Closeness of Public Use Defense Should Have Been Considered in Damages Enhancement
Fed Cir part-affirms, part-vacates judgment of liability for patent infringement and damages enhancement. Polara’s patent related to a two-wire control system for a push-button crosswalk station. Substantial evidence supported the jury’s determination that pre-filing public use by Polara of its claimed invention was experimental, and thus not invalidating. Testimony that extensive testimony was needed to ensure safety and durability related to the claimed features was sufficient, as per City of Elizabeth, 97 U.S. 126 (1877), to support application of the experimental use exception. Although Polara did not enter into a confidentiality agreement with the city of Fullerton, CA (where the invention was tested), there was evidence that it protected confidentiality in other ways, such as by having its own employees install and maintain the devices, and not explaining to Fullerton how they worked. Noting that there was some testimony indicating that the Fullerton testing related to commercial features, the court declines to reweigh the evidence on this “close” issue of public use.
The district court also did not err in its jury instruction on claim interpretation, for purposes of evaluating prior art defenses. The opinion finds “disingenuous” Campbell’s assertion that it did not advocate plain and ordinary meaning for a key term, where the record showed that it had done so, and the court “look[s] with extreme disfavor” on Campbell’s argument that the district court erred in adopting such a construction. Further, per Interactive Gift Express, 256 F.3d 1323 (Fed. Cir. 2001), Campbell is judicially estopped from making such argument. Even absent these considerations, there was no material error, as Campbell’s argument seemed to mischaracterize the content of the prior art. Polara presented sufficient evidence to support the jury’s determination of neither anticipation nor obviousness.
Substantial evidence also supported the jury’s finding of willful infringement, and the opinion recites the evidence in the record. It notes that Campbell presented no documentary or third-party evidence to substantiate its allegation that it had an opinion of counsel to support a good faith belief in noninfringement and invalidity as to at least all independent claims. Campbell’s contention that it was not allowed to present defenses to willfulness pre-litigation was also inconsistent with the record, and with Campbell’s waiver of the issue when it agreed to present the jury with a verdict form with simple “yes” and “no” lines, and no division between pre-litigation and post-litigation. Campbell also waived its argument that the district court failed to take into account that Polara did not seek a preliminary injunction.

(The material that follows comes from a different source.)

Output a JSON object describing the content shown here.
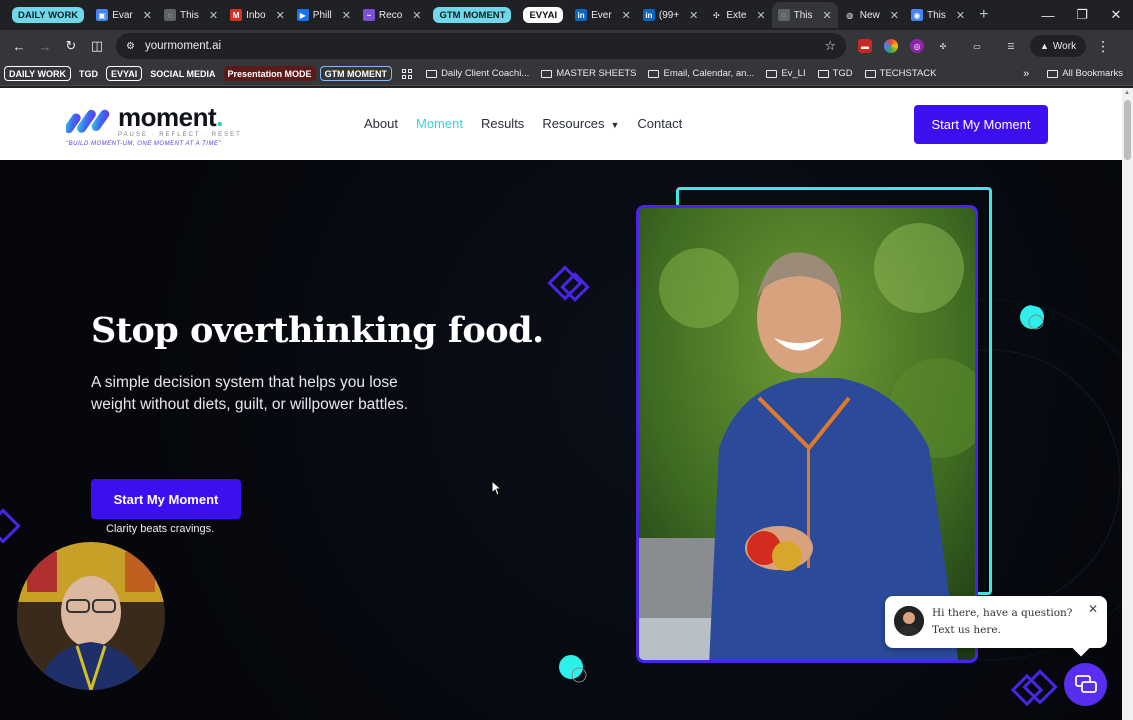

The district court erred, however, in failing to explain its basis for enhancing damages by 2.5x, and by failing to even mention the close issue of public use. The damages enhancement is vacated, and on remand the district court should “provide a more complete explanation, including a discussion of the public use defense, in exercising its discretion.” Op. at 26.
KEYWORDS: EXPERIMENTAL USE; PUBLIC USE; ANTICIPATION; CLAIM CONSTRUCTION; WILLFULNESS; DAMAGES ENHANCEMENT